There are 2 memorable 'early speaker' mistakes I've made that I will never forget.

  1. I was watching a friend's kid and took him to a soccer game. At the time I must have been about 22. The kid was 7. One woman, as we were leaving, after several strange looks asked me 'Ar du hans mamma?'
'Nej', I answered proudly 'Jag är hans barnmorska.'

Let me explain: Barnvakt – is the word for babysitter, barnmorska – is the word for midwife.
I was so happy that I had understood the question and answered in Swedish it took me about 1 minute before I realized that my answer made no sense what so ever. By that point I was almost to my car. I'm sure she wondered about that for awhile, too.
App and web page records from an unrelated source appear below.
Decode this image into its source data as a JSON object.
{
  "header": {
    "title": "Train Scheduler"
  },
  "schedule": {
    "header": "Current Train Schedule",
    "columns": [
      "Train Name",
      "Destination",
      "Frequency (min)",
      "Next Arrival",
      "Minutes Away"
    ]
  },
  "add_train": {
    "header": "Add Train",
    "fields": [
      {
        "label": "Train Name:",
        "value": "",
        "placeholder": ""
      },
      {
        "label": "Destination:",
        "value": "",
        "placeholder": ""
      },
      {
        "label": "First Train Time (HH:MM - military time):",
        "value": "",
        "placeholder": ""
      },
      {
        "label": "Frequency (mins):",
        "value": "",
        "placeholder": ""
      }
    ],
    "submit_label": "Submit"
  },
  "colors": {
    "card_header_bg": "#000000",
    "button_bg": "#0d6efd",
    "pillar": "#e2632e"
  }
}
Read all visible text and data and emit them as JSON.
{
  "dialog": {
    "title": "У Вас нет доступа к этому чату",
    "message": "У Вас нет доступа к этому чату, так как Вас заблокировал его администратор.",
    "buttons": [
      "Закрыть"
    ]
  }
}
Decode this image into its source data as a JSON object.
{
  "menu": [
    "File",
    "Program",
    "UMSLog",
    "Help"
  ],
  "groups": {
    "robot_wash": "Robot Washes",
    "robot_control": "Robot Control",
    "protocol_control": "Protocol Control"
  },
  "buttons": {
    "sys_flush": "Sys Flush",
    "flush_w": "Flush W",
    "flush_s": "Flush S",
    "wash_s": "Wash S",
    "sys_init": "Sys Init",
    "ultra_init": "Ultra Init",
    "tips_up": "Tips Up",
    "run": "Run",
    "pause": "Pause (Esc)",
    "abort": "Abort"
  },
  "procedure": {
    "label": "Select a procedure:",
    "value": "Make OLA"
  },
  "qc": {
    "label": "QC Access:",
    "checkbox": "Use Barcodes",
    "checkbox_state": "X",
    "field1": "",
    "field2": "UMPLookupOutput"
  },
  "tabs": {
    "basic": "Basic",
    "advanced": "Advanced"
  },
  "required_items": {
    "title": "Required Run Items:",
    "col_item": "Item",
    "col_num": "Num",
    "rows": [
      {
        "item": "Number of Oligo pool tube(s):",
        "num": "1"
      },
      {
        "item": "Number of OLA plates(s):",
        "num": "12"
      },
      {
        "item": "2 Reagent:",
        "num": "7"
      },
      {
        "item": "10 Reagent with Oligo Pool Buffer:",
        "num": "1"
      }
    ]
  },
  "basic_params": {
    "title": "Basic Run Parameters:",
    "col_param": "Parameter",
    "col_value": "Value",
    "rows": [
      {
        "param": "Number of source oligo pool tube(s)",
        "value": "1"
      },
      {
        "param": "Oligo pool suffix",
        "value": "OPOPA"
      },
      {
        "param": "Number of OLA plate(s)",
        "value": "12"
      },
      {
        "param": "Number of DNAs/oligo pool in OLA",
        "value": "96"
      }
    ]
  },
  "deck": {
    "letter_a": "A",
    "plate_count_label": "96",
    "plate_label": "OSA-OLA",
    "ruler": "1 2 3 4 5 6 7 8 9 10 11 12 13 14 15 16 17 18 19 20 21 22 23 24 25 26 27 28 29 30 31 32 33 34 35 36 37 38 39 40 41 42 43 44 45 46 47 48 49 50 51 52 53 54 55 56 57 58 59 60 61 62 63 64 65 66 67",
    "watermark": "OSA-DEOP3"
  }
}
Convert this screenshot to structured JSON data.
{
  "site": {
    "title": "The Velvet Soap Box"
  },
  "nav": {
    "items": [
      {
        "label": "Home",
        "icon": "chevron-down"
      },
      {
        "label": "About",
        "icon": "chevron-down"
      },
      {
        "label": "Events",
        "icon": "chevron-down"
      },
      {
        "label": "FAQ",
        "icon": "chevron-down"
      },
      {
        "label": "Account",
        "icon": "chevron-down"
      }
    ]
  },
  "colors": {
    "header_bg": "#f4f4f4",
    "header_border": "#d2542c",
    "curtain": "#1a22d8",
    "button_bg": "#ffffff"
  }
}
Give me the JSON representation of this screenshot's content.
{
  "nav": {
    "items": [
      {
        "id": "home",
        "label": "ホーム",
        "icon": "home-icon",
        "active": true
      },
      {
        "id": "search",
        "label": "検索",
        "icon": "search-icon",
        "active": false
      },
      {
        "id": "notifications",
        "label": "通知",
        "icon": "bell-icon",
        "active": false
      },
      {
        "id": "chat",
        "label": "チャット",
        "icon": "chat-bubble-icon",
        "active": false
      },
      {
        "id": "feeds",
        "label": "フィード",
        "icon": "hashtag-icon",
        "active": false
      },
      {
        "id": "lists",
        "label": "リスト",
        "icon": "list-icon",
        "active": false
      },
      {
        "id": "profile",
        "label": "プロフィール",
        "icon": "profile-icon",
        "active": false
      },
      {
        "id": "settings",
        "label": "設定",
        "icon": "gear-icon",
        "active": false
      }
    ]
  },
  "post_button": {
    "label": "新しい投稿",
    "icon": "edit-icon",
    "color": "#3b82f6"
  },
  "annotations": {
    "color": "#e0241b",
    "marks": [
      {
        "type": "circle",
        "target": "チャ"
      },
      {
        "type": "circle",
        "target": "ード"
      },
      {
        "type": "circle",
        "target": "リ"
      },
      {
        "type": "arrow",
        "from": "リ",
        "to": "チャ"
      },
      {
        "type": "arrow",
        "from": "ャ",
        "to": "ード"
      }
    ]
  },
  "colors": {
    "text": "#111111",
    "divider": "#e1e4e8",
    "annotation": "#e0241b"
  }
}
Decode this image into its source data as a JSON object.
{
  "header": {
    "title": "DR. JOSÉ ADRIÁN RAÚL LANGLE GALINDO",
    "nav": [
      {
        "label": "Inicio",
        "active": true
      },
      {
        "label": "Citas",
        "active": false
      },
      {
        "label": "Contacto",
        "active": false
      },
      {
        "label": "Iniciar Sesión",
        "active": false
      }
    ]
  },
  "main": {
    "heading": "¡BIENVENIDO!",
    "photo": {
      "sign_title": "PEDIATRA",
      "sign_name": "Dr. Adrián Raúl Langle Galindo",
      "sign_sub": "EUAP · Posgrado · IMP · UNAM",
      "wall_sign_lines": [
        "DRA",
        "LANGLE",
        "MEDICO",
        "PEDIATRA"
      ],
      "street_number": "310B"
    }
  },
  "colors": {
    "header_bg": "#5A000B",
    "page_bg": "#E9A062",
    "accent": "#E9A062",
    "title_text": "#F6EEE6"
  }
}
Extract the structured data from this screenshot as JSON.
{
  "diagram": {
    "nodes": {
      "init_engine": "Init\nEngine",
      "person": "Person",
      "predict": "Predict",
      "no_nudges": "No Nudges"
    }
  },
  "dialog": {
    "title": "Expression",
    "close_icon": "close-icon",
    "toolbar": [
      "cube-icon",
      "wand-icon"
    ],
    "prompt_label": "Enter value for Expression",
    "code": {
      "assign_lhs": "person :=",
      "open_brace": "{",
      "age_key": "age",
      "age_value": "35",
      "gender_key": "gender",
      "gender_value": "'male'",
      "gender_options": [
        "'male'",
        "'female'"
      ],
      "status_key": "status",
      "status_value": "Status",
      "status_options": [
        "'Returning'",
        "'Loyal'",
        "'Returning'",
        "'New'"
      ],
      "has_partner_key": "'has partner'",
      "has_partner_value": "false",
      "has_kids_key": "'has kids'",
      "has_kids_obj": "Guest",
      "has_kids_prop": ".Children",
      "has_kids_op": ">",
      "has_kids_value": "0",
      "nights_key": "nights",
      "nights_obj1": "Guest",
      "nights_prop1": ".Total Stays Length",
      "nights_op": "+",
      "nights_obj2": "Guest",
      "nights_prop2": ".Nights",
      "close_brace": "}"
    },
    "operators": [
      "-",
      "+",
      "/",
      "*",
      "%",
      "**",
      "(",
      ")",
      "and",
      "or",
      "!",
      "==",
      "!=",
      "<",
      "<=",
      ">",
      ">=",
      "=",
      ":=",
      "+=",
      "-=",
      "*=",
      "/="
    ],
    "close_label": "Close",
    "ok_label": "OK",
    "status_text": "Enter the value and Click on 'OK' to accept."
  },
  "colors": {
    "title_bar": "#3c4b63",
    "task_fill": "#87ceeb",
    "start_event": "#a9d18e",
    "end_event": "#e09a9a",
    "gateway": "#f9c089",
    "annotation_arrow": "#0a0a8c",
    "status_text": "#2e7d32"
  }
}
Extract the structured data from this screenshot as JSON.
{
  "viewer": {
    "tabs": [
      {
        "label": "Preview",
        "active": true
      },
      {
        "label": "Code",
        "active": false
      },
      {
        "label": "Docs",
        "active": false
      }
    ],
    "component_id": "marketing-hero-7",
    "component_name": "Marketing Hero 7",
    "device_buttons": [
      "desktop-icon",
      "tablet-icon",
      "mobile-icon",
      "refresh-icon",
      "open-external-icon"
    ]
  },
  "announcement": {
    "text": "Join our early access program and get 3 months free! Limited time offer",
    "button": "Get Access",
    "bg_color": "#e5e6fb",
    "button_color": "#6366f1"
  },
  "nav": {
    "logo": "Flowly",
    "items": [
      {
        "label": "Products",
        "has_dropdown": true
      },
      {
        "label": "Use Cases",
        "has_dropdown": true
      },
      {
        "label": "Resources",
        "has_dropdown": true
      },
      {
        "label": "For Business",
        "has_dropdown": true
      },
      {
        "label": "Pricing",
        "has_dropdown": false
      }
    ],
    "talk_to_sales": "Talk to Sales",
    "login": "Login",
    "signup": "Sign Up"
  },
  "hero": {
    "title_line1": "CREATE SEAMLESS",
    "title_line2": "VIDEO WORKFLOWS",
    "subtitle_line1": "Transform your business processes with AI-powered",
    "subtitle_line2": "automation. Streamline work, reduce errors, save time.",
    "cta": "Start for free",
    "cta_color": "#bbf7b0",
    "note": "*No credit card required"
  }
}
    1. A member of my husband's Swedish family called me up after I'd only been in Sweden a year or so and we were chatting in Swedish on the phone for awhile. After about ten minutes he says something that I interpret to be 'Oh and me and my girlfriend got married this weekend at city hall.' Now remember, I don't speak great Swedish after only a year and this is on the phone. Also, we speak to this family member regularly and I am friends with his girlfriend – I should have known they were getting married, so I am super unsure.
'Gratis?' I say – not sure if I have understood this correctly.

'No, it wasn't 'gratis' he says, it actually costs money to get married at the town hall and we went out for a really expensive dinner.

Let me explain: One of the things that still stumps me in Swedish is the double consonants. There are two words in Swedish – Gratis (pronounced 'Gratis' meaning free) and Grattis (pronounced grat-tis meaning 'Congratulations). I still screw this one up in various forms – flyta vs flytta etc.

I had to have the Swede call the relative and double check that A) They really had gotten married and B) He wasn't totally insulted

The best thing about both of these mistakes? I remember them clear as day and I learned a lot from them! Making mistakes when learning a language = positive!


  1. Swedish is a difficult language and it is hard to learn a whole new language when you are an adult. Of course mistakes happen. I admire you and everyone else for struggling with a difficult language as Swedish that is also a small language that not many people speak except for the Swedes. I think the first mistake about you saying that you were the boys midwife was really funny. I think we have all made mistakes in our attempts to speak in a new language. Thanks for sharing your mistakes :-)

  2. Svenska är jätte svart. I think...;)

  3. I totally know how you feel...and you've gotta be able to laugh at yourself when you make mistakes, otherwise you'll never get anywhere. Luckily yours were pretty tame compared to my Aussie friend who asked her BOSS if he wanted a "knulle bulle" instead of a "kanel bulle!" ;)

  4. Thanks for this really funny post! :D I love to read "new swedes" perception of swedish.

    But I thought you'd bring up some examples where swedes use weird english too!

    @Rebecca: what was the boss's reaction then? :P